ASSIGNED TASK:
Copy each of the records exactly.

[Excerpts from an interface dataset]
..............................
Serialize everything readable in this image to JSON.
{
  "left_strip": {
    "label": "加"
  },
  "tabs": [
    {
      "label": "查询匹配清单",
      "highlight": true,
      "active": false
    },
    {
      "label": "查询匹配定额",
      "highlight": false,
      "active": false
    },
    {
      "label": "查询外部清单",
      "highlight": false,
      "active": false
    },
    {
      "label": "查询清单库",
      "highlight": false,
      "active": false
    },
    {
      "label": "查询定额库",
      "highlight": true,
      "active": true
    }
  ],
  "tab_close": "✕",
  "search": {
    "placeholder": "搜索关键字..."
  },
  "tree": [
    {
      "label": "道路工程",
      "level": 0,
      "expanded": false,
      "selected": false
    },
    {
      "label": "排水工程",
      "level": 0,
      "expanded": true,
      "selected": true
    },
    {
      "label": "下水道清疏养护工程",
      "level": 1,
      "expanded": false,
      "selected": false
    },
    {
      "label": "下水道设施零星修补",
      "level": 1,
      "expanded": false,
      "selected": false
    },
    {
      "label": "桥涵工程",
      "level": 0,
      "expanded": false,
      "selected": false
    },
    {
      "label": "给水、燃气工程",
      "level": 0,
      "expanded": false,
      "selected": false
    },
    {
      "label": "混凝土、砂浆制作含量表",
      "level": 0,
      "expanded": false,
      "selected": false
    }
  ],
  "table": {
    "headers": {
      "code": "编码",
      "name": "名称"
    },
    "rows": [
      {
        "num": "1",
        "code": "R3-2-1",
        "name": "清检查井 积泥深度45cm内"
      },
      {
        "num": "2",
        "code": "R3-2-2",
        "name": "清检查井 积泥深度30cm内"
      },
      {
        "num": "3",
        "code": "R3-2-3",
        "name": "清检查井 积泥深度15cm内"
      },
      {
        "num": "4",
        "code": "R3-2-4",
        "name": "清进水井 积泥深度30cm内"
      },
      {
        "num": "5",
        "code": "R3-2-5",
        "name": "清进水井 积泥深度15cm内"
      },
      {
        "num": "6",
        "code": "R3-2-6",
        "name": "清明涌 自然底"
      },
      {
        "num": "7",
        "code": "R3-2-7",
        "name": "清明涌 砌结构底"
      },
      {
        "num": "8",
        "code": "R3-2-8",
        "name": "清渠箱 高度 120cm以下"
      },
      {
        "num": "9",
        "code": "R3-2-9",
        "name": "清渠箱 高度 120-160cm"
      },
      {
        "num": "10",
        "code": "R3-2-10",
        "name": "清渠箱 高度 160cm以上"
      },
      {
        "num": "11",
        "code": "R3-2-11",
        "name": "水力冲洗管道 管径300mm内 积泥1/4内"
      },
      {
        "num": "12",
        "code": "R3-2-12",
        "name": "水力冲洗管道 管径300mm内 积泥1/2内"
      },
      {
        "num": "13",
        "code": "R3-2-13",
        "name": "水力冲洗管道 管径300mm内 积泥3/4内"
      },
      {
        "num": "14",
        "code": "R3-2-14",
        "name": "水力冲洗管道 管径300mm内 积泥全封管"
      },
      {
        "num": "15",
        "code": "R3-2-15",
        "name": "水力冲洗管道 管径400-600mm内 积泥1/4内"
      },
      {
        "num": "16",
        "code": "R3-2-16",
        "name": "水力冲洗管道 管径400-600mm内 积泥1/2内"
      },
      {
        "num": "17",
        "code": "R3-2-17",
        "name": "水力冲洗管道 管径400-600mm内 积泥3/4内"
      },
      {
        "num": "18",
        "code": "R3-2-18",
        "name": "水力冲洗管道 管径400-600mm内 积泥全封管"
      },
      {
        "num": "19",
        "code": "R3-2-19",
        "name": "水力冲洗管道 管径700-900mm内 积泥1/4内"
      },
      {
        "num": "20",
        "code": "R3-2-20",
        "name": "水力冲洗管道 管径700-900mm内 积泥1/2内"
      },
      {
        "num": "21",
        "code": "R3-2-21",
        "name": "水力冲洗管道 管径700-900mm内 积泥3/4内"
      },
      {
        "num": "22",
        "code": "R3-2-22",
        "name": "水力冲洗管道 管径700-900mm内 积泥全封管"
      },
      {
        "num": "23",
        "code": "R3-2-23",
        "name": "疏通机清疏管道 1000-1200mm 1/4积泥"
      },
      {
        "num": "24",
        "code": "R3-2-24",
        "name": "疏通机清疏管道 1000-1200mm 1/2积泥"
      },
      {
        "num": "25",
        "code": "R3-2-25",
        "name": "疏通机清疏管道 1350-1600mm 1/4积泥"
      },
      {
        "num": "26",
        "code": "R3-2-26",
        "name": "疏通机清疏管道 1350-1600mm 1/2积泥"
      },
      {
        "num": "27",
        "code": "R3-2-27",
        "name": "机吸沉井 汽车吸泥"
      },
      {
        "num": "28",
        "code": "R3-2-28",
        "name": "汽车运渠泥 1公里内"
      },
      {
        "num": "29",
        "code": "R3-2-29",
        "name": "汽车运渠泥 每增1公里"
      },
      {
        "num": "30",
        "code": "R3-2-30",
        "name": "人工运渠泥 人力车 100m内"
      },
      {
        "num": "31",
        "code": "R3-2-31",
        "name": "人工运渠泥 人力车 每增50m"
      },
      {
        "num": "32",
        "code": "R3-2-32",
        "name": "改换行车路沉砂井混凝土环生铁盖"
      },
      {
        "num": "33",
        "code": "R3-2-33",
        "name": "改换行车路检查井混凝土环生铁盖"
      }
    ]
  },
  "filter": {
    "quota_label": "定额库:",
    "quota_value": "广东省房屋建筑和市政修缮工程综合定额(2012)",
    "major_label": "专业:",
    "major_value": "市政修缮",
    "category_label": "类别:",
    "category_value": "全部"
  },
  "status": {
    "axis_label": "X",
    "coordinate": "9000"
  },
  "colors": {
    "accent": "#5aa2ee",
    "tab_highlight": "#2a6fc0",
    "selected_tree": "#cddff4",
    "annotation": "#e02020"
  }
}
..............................
SOLUTION TO THIS TASK:
Serialize everything readable in this image to JSON.
{
  "left_strip": {
    "label": "加"
  },
  "tabs": [
    {
      "label": "查询匹配清单",
      "highlight": true,
      "active": false
    },
    {
      "label": "查询匹配定额",
      "highlight": false,
      "active": false
    },
    {
      "label": "查询外部清单",
      "highlight": false,
      "active": false
    },
    {
      "label": "查询清单库",
      "highlight": false,
      "active": false
    },
    {
      "label": "查询定额库",
      "highlight": true,
      "active": true
    }
  ],
  "tab_close": "✕",
  "search": {
    "placeholder": "搜索关键字..."
  },
  "tree": [
    {
      "label": "道路工程",
      "level": 0,
      "expanded": false,
      "selected": false
    },
    {
      "label": "排水工程",
      "level": 0,
      "expanded": true,
      "selected": true
    },
    {
      "label": "下水道清疏养护工程",
      "level": 1,
      "expanded": false,
      "selected": false
    },
    {
      "label": "下水道设施零星修补",
      "level": 1,
      "expanded": false,
      "selected": false
    },
    {
      "label": "桥涵工程",
      "level": 0,
      "expanded": false,
      "selected": false
    },
    {
      "label": "给水、燃气工程",
      "level": 0,
      "expanded": false,
      "selected": false
    },
    {
      "label": "混凝土、砂浆制作含量表",
      "level": 0,
      "expanded": false,
      "selected": false
    }
  ],
  "table": {
    "headers": {
      "code": "编码",
      "name": "名称"
    },
    "rows": [
      {
        "num": "1",
        "code": "R3-2-1",
        "name": "清检查井 积泥深度45cm内"
      },
      {
        "num": "2",
        "code": "R3-2-2",
        "name": "清检查井 积泥深度30cm内"
      },
      {
        "num": "3",
        "code": "R3-2-3",
        "name": "清检查井 积泥深度15cm内"
      },
      {
        "num": "4",
        "code": "R3-2-4",
        "name": "清进水井 积泥深度30cm内"
      },
      {
        "num": "5",
        "code": "R3-2-5",
        "name": "清进水井 积泥深度15cm内"
      },
      {
        "num": "6",
        "code": "R3-2-6",
        "name": "清明涌 自然底"
      },
      {
        "num": "7",
        "code": "R3-2-7",
        "name": "清明涌 砌结构底"
      },
      {
        "num": "8",
        "code": "R3-2-8",
        "name": "清渠箱 高度 120cm以下"
      },
      {
        "num": "9",
        "code": "R3-2-9",
        "name": "清渠箱 高度 120-160cm"
      },
      {
        "num": "10",
        "code": "R3-2-10",
        "name": "清渠箱 高度 160cm以上"
      },
      {
        "num": "11",
        "code": "R3-2-11",
        "name": "水力冲洗管道 管径300mm内 积泥1/4内"
      },
      {
        "num": "12",
        "code": "R3-2-12",
        "name": "水力冲洗管道 管径300mm内 积泥1/2内"
      },
      {
        "num": "13",
        "code": "R3-2-13",
        "name": "水力冲洗管道 管径300mm内 积泥3/4内"
      },
      {
        "num": "14",
        "code": "R3-2-14",
        "name": "水力冲洗管道 管径300mm内 积泥全封管"
      },
      {
        "num": "15",
        "code": "R3-2-15",
        "name": "水力冲洗管道 管径400-600mm内 积泥1/4内"
      },
      {
        "num": "16",
        "code": "R3-2-16",
        "name": "水力冲洗管道 管径400-600mm内 积泥1/2内"
      },
      {
        "num": "17",
        "code": "R3-2-17",
        "name": "水力冲洗管道 管径400-600mm内 积泥3/4内"
      },
      {
        "num": "18",
        "code": "R3-2-18",
        "name": "水力冲洗管道 管径400-600mm内 积泥全封管"
      },
      {
        "num": "19",
        "code": "R3-2-19",
        "name": "水力冲洗管道 管径700-900mm内 积泥1/4内"
      },
      {
        "num": "20",
        "code": "R3-2-20",
        "name": "水力冲洗管道 管径700-900mm内 积泥1/2内"
      },
      {
        "num": "21",
        "code": "R3-2-21",
        "name": "水力冲洗管道 管径700-900mm内 积泥3/4内"
      },
      {
        "num": "22",
        "code": "R3-2-22",
        "name": "水力冲洗管道 管径700-900mm内 积泥全封管"
      },
      {
        "num": "23",
        "code": "R3-2-23",
        "name": "疏通机清疏管道 1000-1200mm 1/4积泥"
      },
      {
        "num": "24",
        "code": "R3-2-24",
        "name": "疏通机清疏管道 1000-1200mm 1/2积泥"
      },
      {
        "num": "25",
        "code": "R3-2-25",
        "name": "疏通机清疏管道 1350-1600mm 1/4积泥"
      },
      {
        "num": "26",
        "code": "R3-2-26",
        "name": "疏通机清疏管道 1350-1600mm 1/2积泥"
      },
      {
        "num": "27",
        "code": "R3-2-27",
        "name": "机吸沉井 汽车吸泥"
      },
      {
        "num": "28",
        "code": "R3-2-28",
        "name": "汽车运渠泥 1公里内"
      },
      {
        "num": "29",
        "code": "R3-2-29",
        "name": "汽车运渠泥 每增1公里"
      },
      {
        "num": "30",
        "code": "R3-2-30",
        "name": "人工运渠泥 人力车 100m内"
      },
      {
        "num": "31",
        "code": "R3-2-31",
        "name": "人工运渠泥 人力车 每增50m"
      },
      {
        "num": "32",
        "code": "R3-2-32",
        "name": "改换行车路沉砂井混凝土环生铁盖"
      },
      {
        "num": "33",
        "code": "R3-2-33",
        "name": "改换行车路检查井混凝土环生铁盖"
      }
    ]
  },
  "filter": {
    "quota_label": "定额库:",
    "quota_value": "广东省房屋建筑和市政修缮工程综合定额(2012)",
    "major_label": "专业:",
    "major_value": "市政修缮",
    "category_label": "类别:",
    "category_value": "全部"
  },
  "status": {
    "axis_label": "X",
    "coordinate": "9000"
  },
  "colors": {
    "accent": "#5aa2ee",
    "tab_highlight": "#2a6fc0",
    "selected_tree": "#cddff4",
    "annotation": "#e02020"
  }
}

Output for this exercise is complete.